The winners will be honored in an online celebration at 3:00 p.m. on Thursday, Feb. 11. Elizabeth Zacharias, vice president for human resources, will be the featured speaker. The link to the Zoom meeting is here. This year’s winners will also be invited to attend an in-person ceremony – likely to be held in the fall – that will also honor the 2021 cohort.
A safe haven and a springboard
Alumni who nominated Ng for the award remembered the welcoming and supportive environment she fostered in the A³C, which is located on the historic Old Union Clubhouse.
“She encouraged my friends and me to become more active and involved with our campus and our community, and to join and start organizations,” said Eric Shih, ’05. “When we had ambitious ideas for conferences or events, she was always so positive that we got over our doubts and pulled them off. She suggested people in the administration we could talk to for fundraising and she made connections to speakers and attendees. She showed up to our events, even when they were on the weekends.”
Linda Lee, ’07, said she experienced a deep sense of isolation when she arrived on campus and discovered she was the sole Hmong-American in the undergraduate population. Those feelings began to dissipate when she hung out with her Asian American Big Sib and co-sibs at the center and met Ng, who encouraged her to apply to a student leadership program.

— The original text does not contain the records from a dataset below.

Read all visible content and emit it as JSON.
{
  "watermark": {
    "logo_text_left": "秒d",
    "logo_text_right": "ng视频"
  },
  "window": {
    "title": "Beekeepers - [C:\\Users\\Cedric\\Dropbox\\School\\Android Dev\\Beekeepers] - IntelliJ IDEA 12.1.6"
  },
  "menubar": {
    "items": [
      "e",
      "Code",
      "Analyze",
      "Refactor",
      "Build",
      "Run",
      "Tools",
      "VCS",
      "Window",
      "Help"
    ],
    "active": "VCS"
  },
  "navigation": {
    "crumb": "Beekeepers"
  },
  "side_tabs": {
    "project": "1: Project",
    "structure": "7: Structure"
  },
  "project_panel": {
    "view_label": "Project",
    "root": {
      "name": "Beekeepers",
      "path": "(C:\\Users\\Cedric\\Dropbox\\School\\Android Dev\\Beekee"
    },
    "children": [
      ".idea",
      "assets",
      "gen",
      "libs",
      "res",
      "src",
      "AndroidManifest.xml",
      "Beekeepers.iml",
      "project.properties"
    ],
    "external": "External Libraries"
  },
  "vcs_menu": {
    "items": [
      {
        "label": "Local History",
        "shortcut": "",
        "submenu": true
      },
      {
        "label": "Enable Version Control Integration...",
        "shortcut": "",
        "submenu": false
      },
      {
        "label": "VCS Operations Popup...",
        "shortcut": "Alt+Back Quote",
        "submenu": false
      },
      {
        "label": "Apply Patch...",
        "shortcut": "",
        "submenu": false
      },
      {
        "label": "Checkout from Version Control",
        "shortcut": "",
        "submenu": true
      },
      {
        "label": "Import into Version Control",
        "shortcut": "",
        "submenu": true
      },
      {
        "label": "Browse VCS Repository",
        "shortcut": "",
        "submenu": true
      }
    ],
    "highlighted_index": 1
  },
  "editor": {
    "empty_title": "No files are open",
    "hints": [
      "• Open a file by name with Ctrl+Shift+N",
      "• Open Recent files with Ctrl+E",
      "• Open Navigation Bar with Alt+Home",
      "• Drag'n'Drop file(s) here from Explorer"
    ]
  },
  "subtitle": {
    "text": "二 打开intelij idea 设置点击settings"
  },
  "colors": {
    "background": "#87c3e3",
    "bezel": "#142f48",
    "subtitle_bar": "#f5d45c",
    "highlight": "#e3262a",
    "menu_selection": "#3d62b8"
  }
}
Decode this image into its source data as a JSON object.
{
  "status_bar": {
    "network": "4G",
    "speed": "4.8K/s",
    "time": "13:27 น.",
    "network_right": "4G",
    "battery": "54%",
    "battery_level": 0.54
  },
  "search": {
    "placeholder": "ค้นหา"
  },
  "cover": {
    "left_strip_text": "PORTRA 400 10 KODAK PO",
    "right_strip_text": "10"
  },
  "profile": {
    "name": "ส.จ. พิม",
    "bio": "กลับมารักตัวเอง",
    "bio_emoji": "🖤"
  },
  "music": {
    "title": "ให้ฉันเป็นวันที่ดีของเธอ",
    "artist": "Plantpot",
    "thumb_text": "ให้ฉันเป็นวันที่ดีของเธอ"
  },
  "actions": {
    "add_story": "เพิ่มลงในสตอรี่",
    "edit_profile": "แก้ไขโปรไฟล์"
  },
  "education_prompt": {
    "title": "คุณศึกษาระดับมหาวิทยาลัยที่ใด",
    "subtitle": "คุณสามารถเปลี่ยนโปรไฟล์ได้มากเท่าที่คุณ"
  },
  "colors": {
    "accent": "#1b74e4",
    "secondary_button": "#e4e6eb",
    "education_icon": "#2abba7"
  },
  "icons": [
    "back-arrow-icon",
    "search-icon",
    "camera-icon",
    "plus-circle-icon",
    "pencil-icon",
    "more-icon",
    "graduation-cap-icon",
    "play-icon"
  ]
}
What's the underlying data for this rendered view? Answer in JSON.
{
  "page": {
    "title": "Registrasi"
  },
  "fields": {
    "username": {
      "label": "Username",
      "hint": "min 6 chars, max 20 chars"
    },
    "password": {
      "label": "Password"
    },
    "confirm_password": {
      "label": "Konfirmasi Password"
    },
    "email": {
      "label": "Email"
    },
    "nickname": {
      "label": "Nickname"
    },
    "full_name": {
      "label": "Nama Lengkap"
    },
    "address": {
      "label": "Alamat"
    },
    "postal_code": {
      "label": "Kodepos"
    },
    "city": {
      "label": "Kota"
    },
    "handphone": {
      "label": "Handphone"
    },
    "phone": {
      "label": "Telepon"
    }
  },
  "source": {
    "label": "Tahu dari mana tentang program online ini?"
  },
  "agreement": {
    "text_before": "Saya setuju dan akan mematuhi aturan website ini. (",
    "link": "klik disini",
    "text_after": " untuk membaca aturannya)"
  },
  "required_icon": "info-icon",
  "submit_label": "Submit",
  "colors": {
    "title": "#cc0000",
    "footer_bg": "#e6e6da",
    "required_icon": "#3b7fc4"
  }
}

“Cindy helped me build community, taught me how to support and develop other people’s leadership and how to see beyond the traditional markers of leadership,” said Lee, who helped establish the Stanford Hmong Student Union. “She also encouraged me to dive deeply into the Stanford community, sit on university committees, apply for fellowships and connect with communities on and off campus. I use the skills she taught me every day.”
Anh Truong, ’14, the center’s graduate student in residence for undergraduate research support, said Ng is constantly brainstorming ways to help students, especially those from disadvantaged backgrounds, get the most out of their time at Stanford.
“Cindy ’s ideas always start by examining the problems students face and then figuring out ways to support them through their struggles,” Truong said. “She incorporates this feedback by improving existing programs or creating new ones to reach even more students who may be having similar experiences.”
Reaching students wherever they are
During the pandemic, Ng and her team, including the assistant and associate director, and 23 student staff members, have been taking turns “taking over” the A³C Instagram account to share what they’re doing that day, and to answer questions, such as what’s your favorite food? Ng’s answer? Salted fish fried rice.
She said the center’s Zoom gatherings – including an event focused on the PBS series, Asian Americans, and another focused on anti-Asian racism connected to COVID – have attracted a new group of students to the A³C. This week, the center is inviting students to share their experiences and concerns about virtual learning with supportive faculty and staff.
When she was asked to describe her favorite part of the job, Ng’s answer was simple.
“The students,” she said. “Absolutely the students.”